- Problem statement: From the first line to the last, restate the data word for word.

── Records supplied ──

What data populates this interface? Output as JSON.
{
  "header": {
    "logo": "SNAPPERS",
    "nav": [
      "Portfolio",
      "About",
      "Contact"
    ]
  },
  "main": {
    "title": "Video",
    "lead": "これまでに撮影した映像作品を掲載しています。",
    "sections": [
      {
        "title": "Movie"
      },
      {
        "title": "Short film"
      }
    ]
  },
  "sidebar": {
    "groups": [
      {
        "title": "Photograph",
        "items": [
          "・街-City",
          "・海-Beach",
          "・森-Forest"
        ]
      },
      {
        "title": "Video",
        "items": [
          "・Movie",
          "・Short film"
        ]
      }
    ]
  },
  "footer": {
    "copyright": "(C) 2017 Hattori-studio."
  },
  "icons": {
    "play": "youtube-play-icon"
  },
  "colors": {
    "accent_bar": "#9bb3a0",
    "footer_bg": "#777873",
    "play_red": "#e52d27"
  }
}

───

- Response to the task:
What data populates this interface? Output as JSON.
{
  "header": {
    "logo": "SNAPPERS",
    "nav": [
      "Portfolio",
      "About",
      "Contact"
    ]
  },
  "main": {
    "title": "Video",
    "lead": "これまでに撮影した映像作品を掲載しています。",
    "sections": [
      {
        "title": "Movie"
      },
      {
        "title": "Short film"
      }
    ]
  },
  "sidebar": {
    "groups": [
      {
        "title": "Photograph",
        "items": [
          "・街-City",
          "・海-Beach",
          "・森-Forest"
        ]
      },
      {
        "title": "Video",
        "items": [
          "・Movie",
          "・Short film"
        ]
      }
    ]
  },
  "footer": {
    "copyright": "(C) 2017 Hattori-studio."
  },
  "icons": {
    "play": "youtube-play-icon"
  },
  "colors": {
    "accent_bar": "#9bb3a0",
    "footer_bg": "#777873",
    "play_red": "#e52d27"
  }
}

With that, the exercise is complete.